The greatest gift my parents gave my brother and I is placing value on active living and making healthy choices. Encouraging your children to be active means doing it with them and being a part of it. Not just taking them to sports and then just sitting on the side lines on your Iphone playing angry birds, but taking them outside at night to play catch. Give them a working knowledge about nutrition, prepare your own meals and most importantly lead example. If parents aren't active, kids have to fight harder when they are older to be healthy and active because it doesn't come as naturally.
I am lucky to work in an industry that promotes health and wellness. I meet lots of people. Some very fit and active, some just starting out on their fitness journey. Perhaps you have/had active parents like mine or maybe you didn't. The best part is that it is never too late. Fitness and healthy living is dynamic and changing daily. It's not about what your parents did or didn't do. Although that might make it easier. It's about making better choices and remembering what your parents did or didn't do that you make sure you do for your kids. It's about what you chose to do today for yourself and your kids. And tomorrow. And the next day. That really matters.

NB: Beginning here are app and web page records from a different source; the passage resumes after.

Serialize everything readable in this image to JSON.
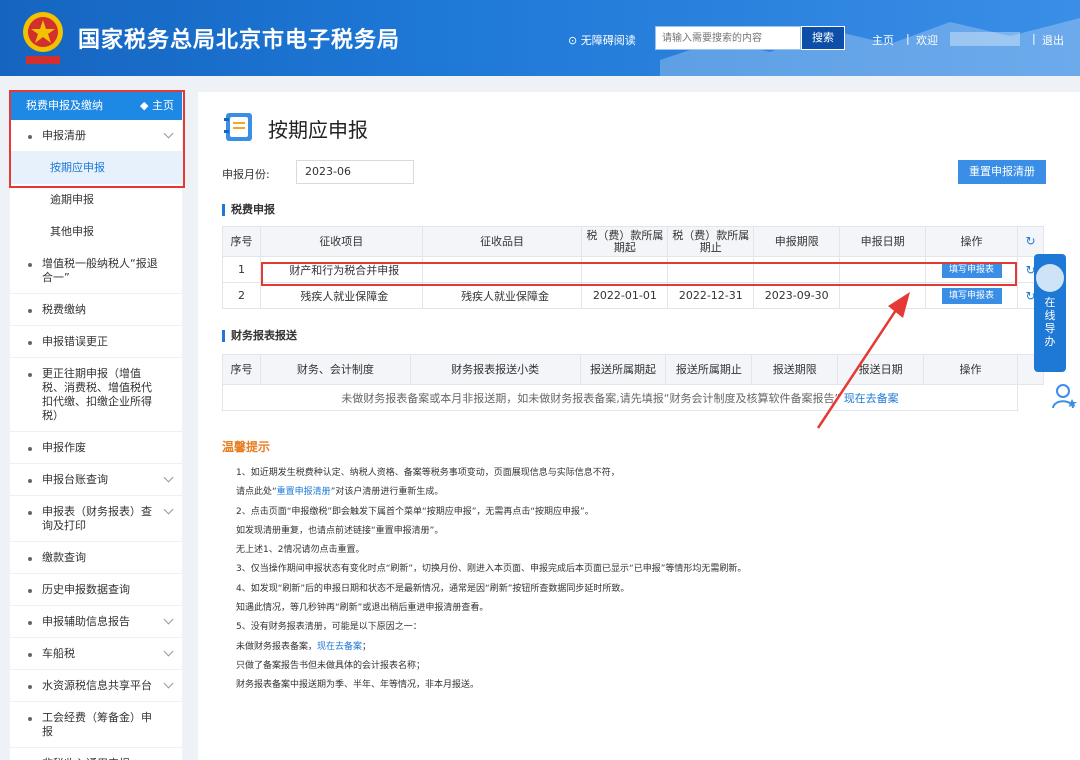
{
  "header": {
    "site_title": "国家税务总局北京市电子税务局",
    "accessibility": "⊙ 无障碍阅读",
    "search_placeholder": "请输入需要搜索的内容",
    "search_button": "搜索",
    "home": "主页",
    "welcome": "欢迎",
    "logout": "退出",
    "separator": "|"
  },
  "sidebar": {
    "head_title": "税费申报及缴纳",
    "home_link": "◆ 主页",
    "items": [
      {
        "label": "申报清册",
        "chevron": true
      },
      {
        "label": "按期应申报",
        "sub": true,
        "active": true
      },
      {
        "label": "逾期申报",
        "sub": true
      },
      {
        "label": "其他申报",
        "sub": true
      },
      {
        "label": "增值税一般纳税人“报退合一”"
      },
      {
        "label": "税费缴纳"
      },
      {
        "label": "申报错误更正"
      },
      {
        "label": "更正往期申报（增值税、消费税、增值税代扣代缴、扣缴企业所得税）"
      },
      {
        "label": "申报作废"
      },
      {
        "label": "申报台账查询",
        "chevron": true
      },
      {
        "label": "申报表（财务报表）查询及打印",
        "chevron": true
      },
      {
        "label": "缴款查询"
      },
      {
        "label": "历史申报数据查询"
      },
      {
        "label": "申报辅助信息报告",
        "chevron": true
      },
      {
        "label": "车船税",
        "chevron": true
      },
      {
        "label": "水资源税信息共享平台",
        "chevron": true
      },
      {
        "label": "工会经费（筹备金）申报"
      },
      {
        "label": "非税收入通用申报",
        "chevron": true
      }
    ]
  },
  "main": {
    "page_title": "按期应申报",
    "month_label": "申报月份:",
    "month_value": "2023-06",
    "reset_button": "重置申报清册",
    "tax_section": "税费申报",
    "tax_table": {
      "headers": [
        "序号",
        "征收项目",
        "征收品目",
        "税（费）款所属期起",
        "税（费）款所属期止",
        "申报期限",
        "申报日期",
        "操作"
      ],
      "rows": [
        {
          "no": "1",
          "item": "财产和行为税合并申报",
          "category": "",
          "start": "",
          "end": "",
          "deadline": "",
          "date": "",
          "action": "填写申报表"
        },
        {
          "no": "2",
          "item": "残疾人就业保障金",
          "category": "残疾人就业保障金",
          "start": "2022-01-01",
          "end": "2022-12-31",
          "deadline": "2023-09-30",
          "date": "",
          "action": "填写申报表"
        }
      ]
    },
    "finance_section": "财务报表报送",
    "finance_table": {
      "headers": [
        "序号",
        "财务、会计制度",
        "财务报表报送小类",
        "报送所属期起",
        "报送所属期止",
        "报送期限",
        "报送日期",
        "操作"
      ],
      "empty_text": "未做财务报表备案或本月非报送期，如未做财务报表备案,请先填报“财务会计制度及核算软件备案报告”",
      "empty_link": "现在去备案"
    },
    "tips_title": "温馨提示",
    "tips": [
      {
        "text": "1、如近期发生税费种认定、纳税人资格、备案等税务事项变动，页面展现信息与实际信息不符，"
      },
      {
        "pre": "请点此处“",
        "link": "重置申报清册",
        "post": "”对该户清册进行重新生成。"
      },
      {
        "text": "2、点击页面“申报缴税”即会触发下属首个菜单“按期应申报”，无需再点击“按期应申报”。"
      },
      {
        "text": "如发现清册重复，也请点前述链接“重置申报清册”。"
      },
      {
        "text": "无上述1、2情况请勿点击重置。"
      },
      {
        "text": "3、仅当操作期间申报状态有变化时点“刷新”，切换月份、刚进入本页面、申报完成后本页面已显示“已申报”等情形均无需刷新。"
      },
      {
        "text": "4、如发现“刷新”后的申报日期和状态不是最新情况，通常是因“刷新”按钮所查数据同步延时所致。"
      },
      {
        "text": "知遇此情况，等几秒钟再“刷新”或退出稍后重进申报清册查看。"
      },
      {
        "text": "5、没有财务报表清册，可能是以下原因之一："
      },
      {
        "pre": "未做财务报表备案，",
        "link": "现在去备案",
        "post": "；"
      },
      {
        "text": "只做了备案报告书但未做具体的会计报表名称；"
      },
      {
        "text": "财务报表备案中报送期为季、半年、年等情况，非本月报送。"
      }
    ]
  },
  "float_guide": {
    "label": "在线导办"
  },
  "colors": {
    "brand": "#1e78d6",
    "highlight": "#e53935",
    "tips_title": "#e67e22"
  }
}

I asked my mom to read this before I posted it and she said to me: "You know Tara, it is very hard to find the time be active and cook meals when you have a family. It's not easy at all." I agree. But we have to get better. With only 13% of kids getting enough exercise and 1 in 4 adults being obese, we can't get much worse.